Jenny O.'s songs often have a laidback, '60s folk-rock sensibility reminiscent of the Laurel Canyon scene. One can imagine The Mamas and the Papas singing the album's first cut, "God Knows Why." The harmonies she builds against the melody are her arrangements' essential element, culminating in the densely layered "Seek Peace," which ends the album on a rich and calming note.—Anne E. Johnson


Joan Osborne: Trouble and Strife
Womanly Hips Records 50481 (CD). Joan Osborne, Nick Govrick, prods.; Matt Shane, Ross Gower, Vance Powell, Alex DeTurk, engs.
Performance ***½
Sonics ****

Opening with her spirited roots rocker "Take It Any Way I Can Get It," songwriter/singer Joan Osborne lays the ground rules for her self-produced 10th studio album, Trouble and Strife. "I'm still survivin'/I got to be dancin'"..."[I] try to take a stance in/get a little romance in," she sings.
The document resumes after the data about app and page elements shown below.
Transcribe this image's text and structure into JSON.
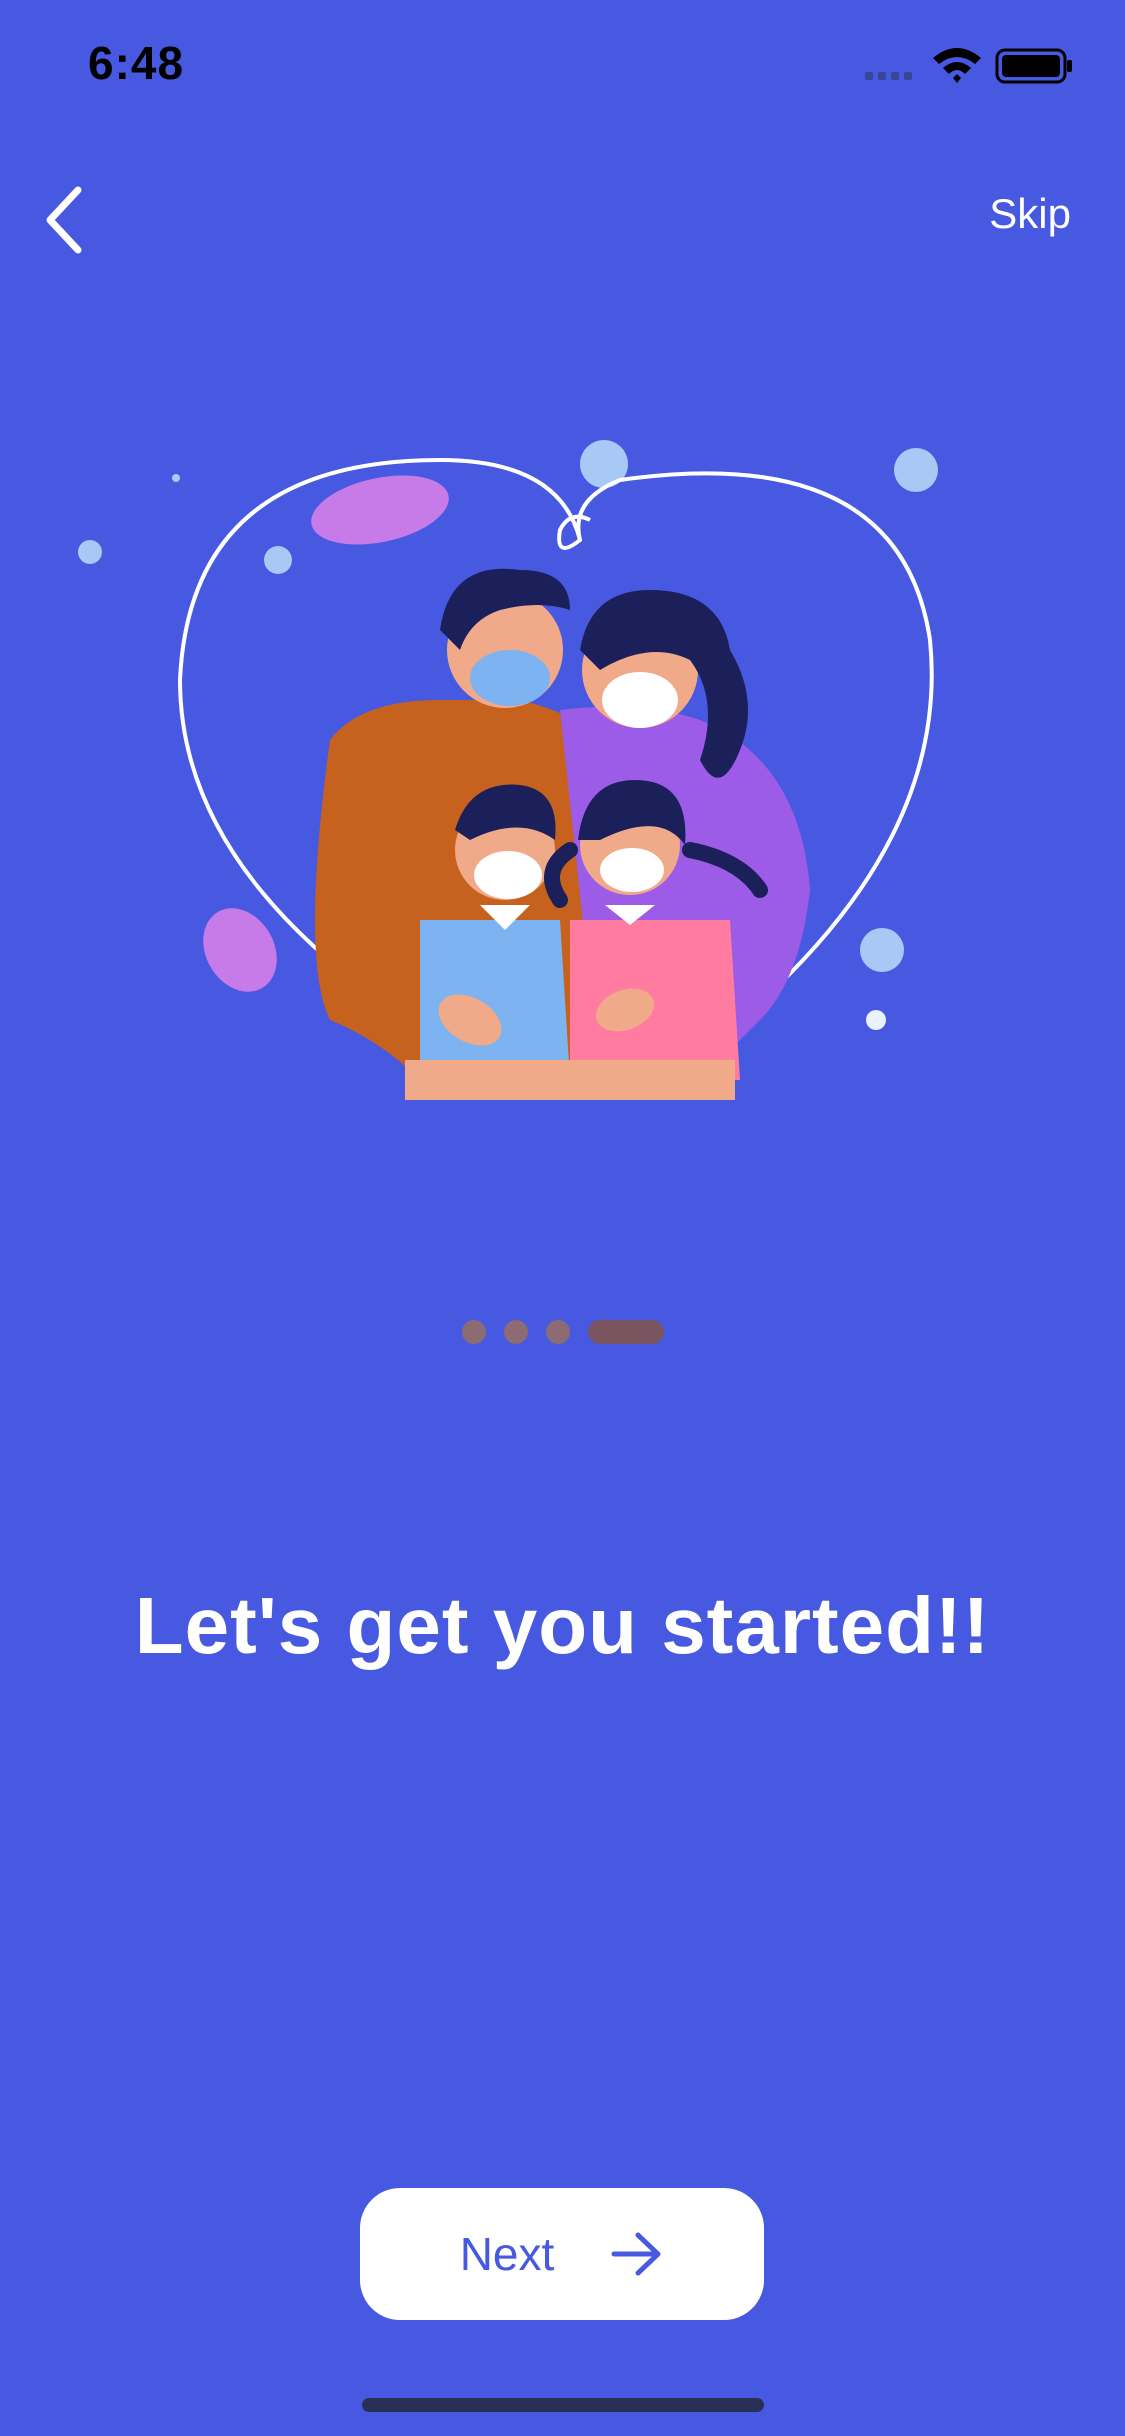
{
  "status_bar": {
    "time": "6:48",
    "icons": [
      "cellular-signal-icon",
      "wifi-icon",
      "battery-icon"
    ]
  },
  "nav": {
    "back_icon": "chevron-left-icon",
    "skip_label": "Skip"
  },
  "illustration": {
    "description_icon": "family-with-masks-illustration"
  },
  "pager": {
    "count": 4,
    "active_index": 3
  },
  "headline": "Let's get you started!!",
  "next_button": {
    "label": "Next",
    "icon": "arrow-right-icon"
  },
  "colors": {
    "background": "#4759E0",
    "button_bg": "#FFFFFF",
    "accent": "#4759E0",
    "pager_dot": "#8C6C72"
  }
}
On these 10 originals—her first new material since her 2014 album Love and Hate—Osborne frankly expresses views on topics ranging from gender conformity ("Boy Dontcha Know") to down-home food ("Meat and Potatoes").

It has been 25 years since Kentucky-born, New York–based Osborne broke into the mainstream with her delicious debut, Relish, which featured such catchy tunes as "St. Teresa" and "One of Us." These new Osborne songs aren't as indelible as those were, but she can still cook up a Dylanesque narrative, as on the title track, settle into a hopeful ballad as on "Whole Wide World," get incensed about corruption as on "Hands Off" (featuring Jack Petruzzelli's blitzkrieg guitar), reflect on the culture of misinformation as on "That Was a Lie," and tell a poignant tale about immigration as on "What's That You Say," with refugee Ana Marie Rea talking in Spanish about her suffering and Nels Cline providing support with six-string texture. And then there's "Never Get Tired of Loving You," an uplifting tribute to Osborne's teenaged daughter.

Cline brings more lightning on the finale, the R&B rockfest "Panama," where Osborne ponders blowing town for a land less crazy than what she sees around her at this moment. She's all about survival, with dancing and romancing to buoy her forward.—Dan Ouellette